### Work task
The entries should each be set down again precisely.
[Start of Attachment]
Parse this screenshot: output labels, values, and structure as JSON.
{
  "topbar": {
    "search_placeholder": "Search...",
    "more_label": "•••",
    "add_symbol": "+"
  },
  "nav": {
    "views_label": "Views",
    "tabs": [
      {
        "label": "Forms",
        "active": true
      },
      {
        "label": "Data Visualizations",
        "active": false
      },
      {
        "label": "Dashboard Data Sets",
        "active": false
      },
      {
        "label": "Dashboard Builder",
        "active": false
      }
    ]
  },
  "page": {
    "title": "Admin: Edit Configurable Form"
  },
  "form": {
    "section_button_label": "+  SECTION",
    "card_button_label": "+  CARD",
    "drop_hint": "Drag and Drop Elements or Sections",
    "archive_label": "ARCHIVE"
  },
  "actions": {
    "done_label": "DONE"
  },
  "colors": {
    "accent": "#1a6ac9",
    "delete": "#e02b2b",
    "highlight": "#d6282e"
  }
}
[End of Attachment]
### Answer for this exercise
Parse this screenshot: output labels, values, and structure as JSON.
{
  "topbar": {
    "search_placeholder": "Search...",
    "more_label": "•••",
    "add_symbol": "+"
  },
  "nav": {
    "views_label": "Views",
    "tabs": [
      {
        "label": "Forms",
        "active": true
      },
      {
        "label": "Data Visualizations",
        "active": false
      },
      {
        "label": "Dashboard Data Sets",
        "active": false
      },
      {
        "label": "Dashboard Builder",
        "active": false
      }
    ]
  },
  "page": {
    "title": "Admin: Edit Configurable Form"
  },
  "form": {
    "section_button_label": "+  SECTION",
    "card_button_label": "+  CARD",
    "drop_hint": "Drag and Drop Elements or Sections",
    "archive_label": "ARCHIVE"
  },
  "actions": {
    "done_label": "DONE"
  },
  "colors": {
    "accent": "#1a6ac9",
    "delete": "#e02b2b",
    "highlight": "#d6282e"
  }
}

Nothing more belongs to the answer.